And my second question is about the current limiter; in fact i read the explanations but i wonder if some body explain more about how it work...
I'm sorry for my stupidily questions...

Many thanks,

Link to comment
Share on other sites


I have a step-down transformer with 2x75VA secondary windings. If I connect them in series I get 34.0v AC and 52.0v rectified.

52VDC is much too high for many parts of the circuit.

This I think is too much for the OPA445s, in fact I know it is because 2 of them blew up after I connected it

The OPA445 has an absolute max supply voltage of 100V. The factory tests them at 80V. Your circuit gave them a total supply of only 52V + 5.6V= 57.6V but had them dissipate too much heat and they melted.
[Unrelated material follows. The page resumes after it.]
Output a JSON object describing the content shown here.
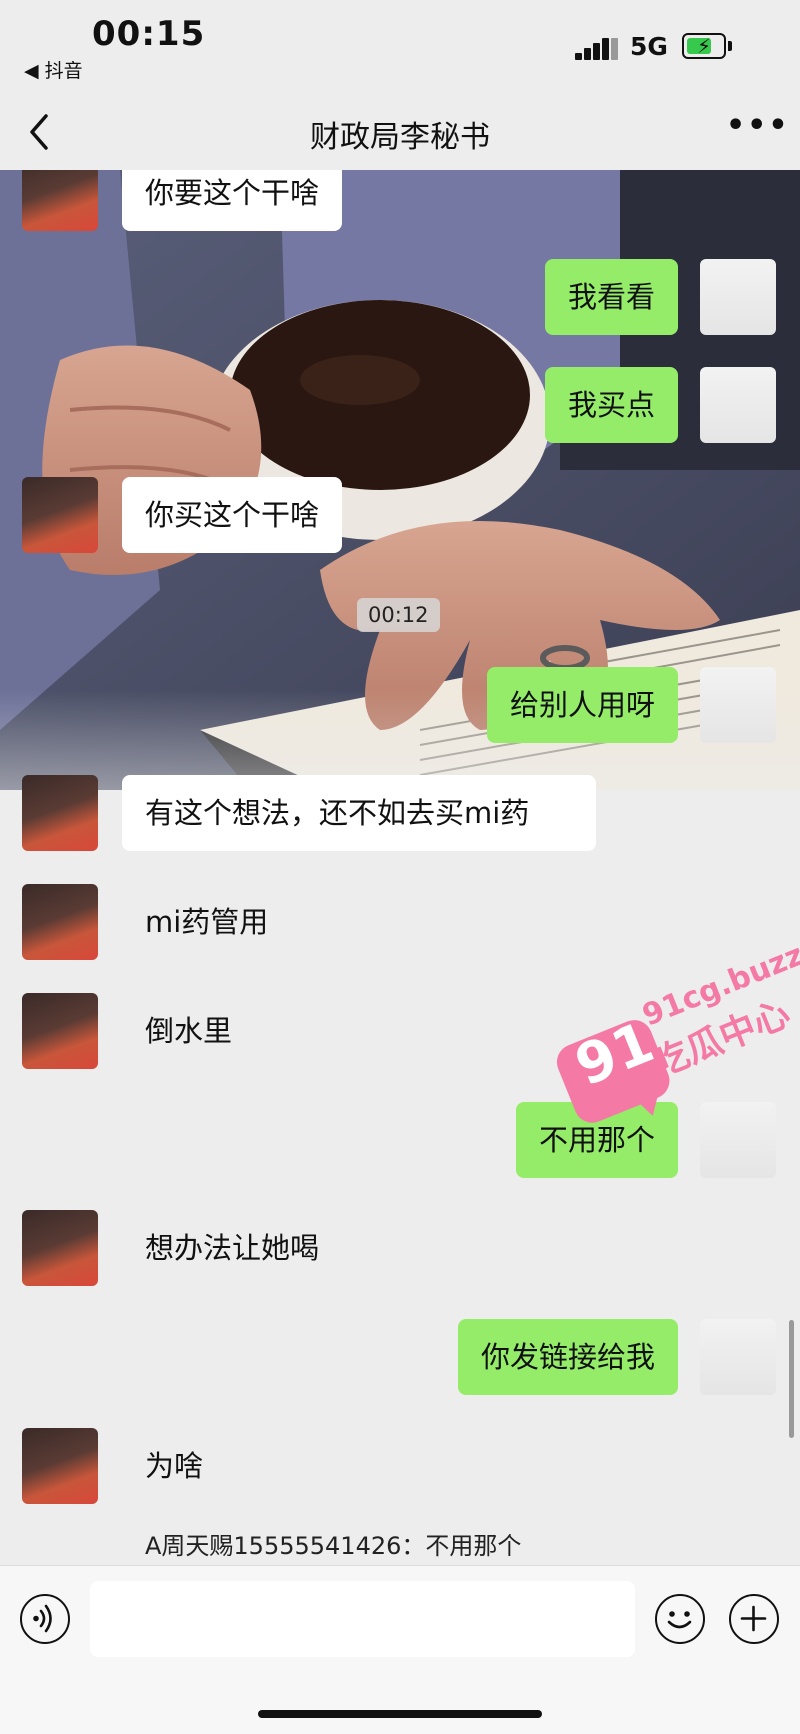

The heat is caused by the supply voltage times their output current.

U2 is not happy though, he gets an input voltage at pin 3 proportional to P1's setting but nothing at pin 6.

Then either U2 is broken or its output is shorted. With a 52V positive supply, maybe Q1 is turned on which would short the output of U2 to ground. Q1 is turned off by R14. The vaue of R14 was 1.5k for a 35VDC positive supply, then was changed to 1.2k for a 43VDC positive supply. R14 should be about 1k for your 52VDC positive supply to make sure Q1 is off during operation of the circuit.

What's my best bet?

Get a 30V/4.3A 130VA transformer.
Get a much bigger heatsink and mount it on the outside of the case.
Link to comment
Share on other sites


First i want to know how the voltage in output of U1 gradually increases till D8 turn on?

U1 doesn't have a negative supply so its output can go only positive.
R5 and R6 provide positive feedback so that the output voltage is double the voltage at pin 2.
The output voltage begins a little positive and the positive feedback increases it until the zener diode conducts at 5.6V, making pin 2 also 5.6V and then U1 makes its output double at 11.2V.

And my second question is about the current limiter; in fact i read the explanations but i wonder if some body explain more about how it work...

U3 is used as a comparator. It compares the voltage across R7 due to load current, with the voltage setting of the current-setting pot.
When the voltage across R7 exceeds the voltage from the pot, then the output of U3 goes low which causes D9 to conduct and pull down the voltage at the input of U2. Then the output voltage decreases, reducing the load current until the voltage across R7 equals the voltage at the current-setting pot.

post-1706-14279143090779_thumb.gif

Link to comment
Share on other sites

Join the conversation

You can post now and register later. If you have an account, sign in now to post with your account.

Guest
Reply to this topic...

×   Pasted as rich text.   Paste as plain text instead

  Only 75 emoji are allowed.

×   Your link has been automatically embedded.   Display as a link instead

×   Your previous content has been restored.   Clear editor

×   You cannot paste images directly. Upload or insert images from URL.

Loading...
 Share

×
  • Create New...